Redox Regulation in Chloroplasts
Monica Balsera, Peter Schürmann and Bob B. Buchanan
from: Chloroplasts: Current Research and Future Trends (Edited by: Helmut Kirchhoff). Caister Academic Press, U.K. (2016) Pages: 187-208.

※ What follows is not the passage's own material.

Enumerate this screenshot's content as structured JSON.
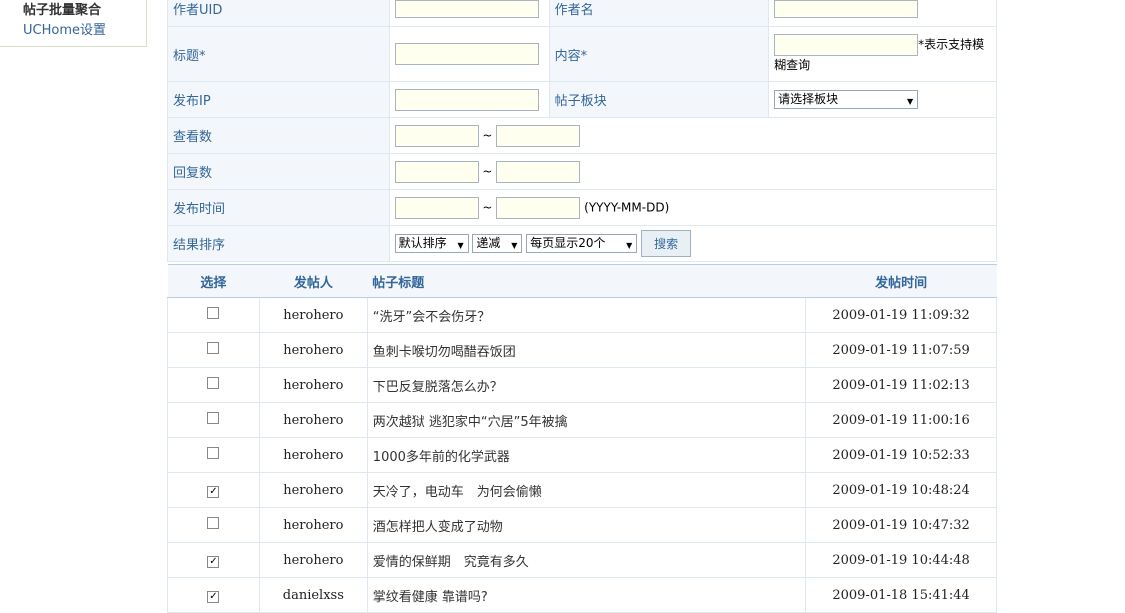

The reversible oxidation of cysteine (Cys) residues is commonly used to regulate a range of cellular processes throughout biology. Modification of regulatory Cys alters protein solubility and activity and, under control conditions, ultimately results in the fine-tuning of processes in response to metabolic demands. In oxyphotosynthetic organisms, the reversible modification of protein thiols is a major mechanism for direct regulation of chloroplast enzymes in a light-dependent manner and in response to different types of stress. The main redox regulatory system in chloroplasts is the ferredoxin-dependent thioredoxin system (FTS) which coordinates metabolic pathways of oxygenic photosynthesis via thioredoxin-mediated dithiol/disulfide (SH/S-S) transitions. NADP-linked thioredoxin reductase C and the glutathione/glutaredoxin systems complement the FTS in maintaining redox balance under certain environmental conditions read more ...